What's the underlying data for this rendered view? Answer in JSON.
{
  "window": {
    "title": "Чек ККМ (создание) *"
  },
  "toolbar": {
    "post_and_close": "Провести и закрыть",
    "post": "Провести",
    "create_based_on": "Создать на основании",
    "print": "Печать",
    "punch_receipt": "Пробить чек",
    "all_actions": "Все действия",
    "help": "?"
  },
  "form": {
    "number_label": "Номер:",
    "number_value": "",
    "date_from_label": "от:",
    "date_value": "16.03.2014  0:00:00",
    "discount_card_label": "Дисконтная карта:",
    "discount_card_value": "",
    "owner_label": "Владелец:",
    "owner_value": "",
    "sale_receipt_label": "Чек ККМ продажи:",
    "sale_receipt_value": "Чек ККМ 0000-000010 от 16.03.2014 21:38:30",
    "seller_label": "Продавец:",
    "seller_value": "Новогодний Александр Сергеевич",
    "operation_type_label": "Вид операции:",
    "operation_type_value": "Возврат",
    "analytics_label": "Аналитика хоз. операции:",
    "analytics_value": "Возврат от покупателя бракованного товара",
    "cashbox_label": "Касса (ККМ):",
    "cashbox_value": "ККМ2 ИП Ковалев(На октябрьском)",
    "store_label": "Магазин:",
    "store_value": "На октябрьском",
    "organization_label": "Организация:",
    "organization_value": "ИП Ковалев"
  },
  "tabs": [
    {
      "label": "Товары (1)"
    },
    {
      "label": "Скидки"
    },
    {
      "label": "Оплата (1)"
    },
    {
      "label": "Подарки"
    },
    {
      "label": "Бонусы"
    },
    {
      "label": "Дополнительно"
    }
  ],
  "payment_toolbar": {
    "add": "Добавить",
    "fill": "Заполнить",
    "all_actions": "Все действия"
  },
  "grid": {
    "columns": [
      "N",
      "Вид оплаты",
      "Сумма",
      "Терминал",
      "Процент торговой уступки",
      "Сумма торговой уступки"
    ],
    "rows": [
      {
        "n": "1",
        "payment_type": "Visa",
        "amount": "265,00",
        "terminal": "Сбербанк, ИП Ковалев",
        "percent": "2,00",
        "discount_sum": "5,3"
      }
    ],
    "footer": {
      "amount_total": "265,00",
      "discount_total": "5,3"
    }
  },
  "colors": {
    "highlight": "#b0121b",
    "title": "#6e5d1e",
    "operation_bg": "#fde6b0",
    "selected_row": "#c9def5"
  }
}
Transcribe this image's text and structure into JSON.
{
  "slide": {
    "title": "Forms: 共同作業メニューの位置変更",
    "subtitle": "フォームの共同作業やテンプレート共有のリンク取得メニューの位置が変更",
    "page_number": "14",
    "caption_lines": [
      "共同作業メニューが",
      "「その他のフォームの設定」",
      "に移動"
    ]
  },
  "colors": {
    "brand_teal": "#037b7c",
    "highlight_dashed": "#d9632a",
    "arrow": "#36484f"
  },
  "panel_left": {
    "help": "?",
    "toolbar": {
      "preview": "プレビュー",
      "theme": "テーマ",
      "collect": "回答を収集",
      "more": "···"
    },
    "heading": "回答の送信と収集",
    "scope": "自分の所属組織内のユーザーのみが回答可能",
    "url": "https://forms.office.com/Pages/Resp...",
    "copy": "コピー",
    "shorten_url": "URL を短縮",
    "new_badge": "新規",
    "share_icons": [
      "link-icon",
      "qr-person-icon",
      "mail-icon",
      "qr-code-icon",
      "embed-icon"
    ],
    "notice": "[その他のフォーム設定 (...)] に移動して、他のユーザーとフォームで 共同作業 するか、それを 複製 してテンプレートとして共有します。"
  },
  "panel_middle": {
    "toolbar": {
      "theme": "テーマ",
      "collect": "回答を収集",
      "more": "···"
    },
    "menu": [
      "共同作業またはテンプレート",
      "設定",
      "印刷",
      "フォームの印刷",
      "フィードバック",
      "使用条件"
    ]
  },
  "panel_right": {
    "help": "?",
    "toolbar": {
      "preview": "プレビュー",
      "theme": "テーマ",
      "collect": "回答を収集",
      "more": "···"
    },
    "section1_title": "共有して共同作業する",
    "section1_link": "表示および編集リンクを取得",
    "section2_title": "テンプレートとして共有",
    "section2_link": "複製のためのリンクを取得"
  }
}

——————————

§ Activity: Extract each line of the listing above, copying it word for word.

§ Exercise solution:
What's the underlying data for this rendered view? Answer in JSON.
{
  "window": {
    "title": "Чек ККМ (создание) *"
  },
  "toolbar": {
    "post_and_close": "Провести и закрыть",
    "post": "Провести",
    "create_based_on": "Создать на основании",
    "print": "Печать",
    "punch_receipt": "Пробить чек",
    "all_actions": "Все действия",
    "help": "?"
  },
  "form": {
    "number_label": "Номер:",
    "number_value": "",
    "date_from_label": "от:",
    "date_value": "16.03.2014  0:00:00",
    "discount_card_label": "Дисконтная карта:",
    "discount_card_value": "",
    "owner_label": "Владелец:",
    "owner_value": "",
    "sale_receipt_label": "Чек ККМ продажи:",
    "sale_receipt_value": "Чек ККМ 0000-000010 от 16.03.2014 21:38:30",
    "seller_label": "Продавец:",
    "seller_value": "Новогодний Александр Сергеевич",
    "operation_type_label": "Вид операции:",
    "operation_type_value": "Возврат",
    "analytics_label": "Аналитика хоз. операции:",
    "analytics_value": "Возврат от покупателя бракованного товара",
    "cashbox_label": "Касса (ККМ):",
    "cashbox_value": "ККМ2 ИП Ковалев(На октябрьском)",
    "store_label": "Магазин:",
    "store_value": "На октябрьском",
    "organization_label": "Организация:",
    "organization_value": "ИП Ковалев"
  },
  "tabs": [
    {
      "label": "Товары (1)"
    },
    {
      "label": "Скидки"
    },
    {
      "label": "Оплата (1)"
    },
    {
      "label": "Подарки"
    },
    {
      "label": "Бонусы"
    },
    {
      "label": "Дополнительно"
    }
  ],
  "payment_toolbar": {
    "add": "Добавить",
    "fill": "Заполнить",
    "all_actions": "Все действия"
  },
  "grid": {
    "columns": [
      "N",
      "Вид оплаты",
      "Сумма",
      "Терминал",
      "Процент торговой уступки",
      "Сумма торговой уступки"
    ],
    "rows": [
      {
        "n": "1",
        "payment_type": "Visa",
        "amount": "265,00",
        "terminal": "Сбербанк, ИП Ковалев",
        "percent": "2,00",
        "discount_sum": "5,3"
      }
    ],
    "footer": {
      "amount_total": "265,00",
      "discount_total": "5,3"
    }
  },
  "colors": {
    "highlight": "#b0121b",
    "title": "#6e5d1e",
    "operation_bg": "#fde6b0",
    "selected_row": "#c9def5"
  }
}
Transcribe this image's text and structure into JSON.
{
  "slide": {
    "title": "Forms: 共同作業メニューの位置変更",
    "subtitle": "フォームの共同作業やテンプレート共有のリンク取得メニューの位置が変更",
    "page_number": "14",
    "caption_lines": [
      "共同作業メニューが",
      "「その他のフォームの設定」",
      "に移動"
    ]
  },
  "colors": {
    "brand_teal": "#037b7c",
    "highlight_dashed": "#d9632a",
    "arrow": "#36484f"
  },
  "panel_left": {
    "help": "?",
    "toolbar": {
      "preview": "プレビュー",
      "theme": "テーマ",
      "collect": "回答を収集",
      "more": "···"
    },
    "heading": "回答の送信と収集",
    "scope": "自分の所属組織内のユーザーのみが回答可能",
    "url": "https://forms.office.com/Pages/Resp...",
    "copy": "コピー",
    "shorten_url": "URL を短縮",
    "new_badge": "新規",
    "share_icons": [
      "link-icon",
      "qr-person-icon",
      "mail-icon",
      "qr-code-icon",
      "embed-icon"
    ],
    "notice": "[その他のフォーム設定 (...)] に移動して、他のユーザーとフォームで 共同作業 するか、それを 複製 してテンプレートとして共有します。"
  },
  "panel_middle": {
    "toolbar": {
      "theme": "テーマ",
      "collect": "回答を収集",
      "more": "···"
    },
    "menu": [
      "共同作業またはテンプレート",
      "設定",
      "印刷",
      "フォームの印刷",
      "フィードバック",
      "使用条件"
    ]
  },
  "panel_right": {
    "help": "?",
    "toolbar": {
      "preview": "プレビュー",
      "theme": "テーマ",
      "collect": "回答を収集",
      "more": "···"
    },
    "section1_title": "共有して共同作業する",
    "section1_link": "表示および編集リンクを取得",
    "section2_title": "テンプレートとして共有",
    "section2_link": "複製のためのリンクを取得"
  }
}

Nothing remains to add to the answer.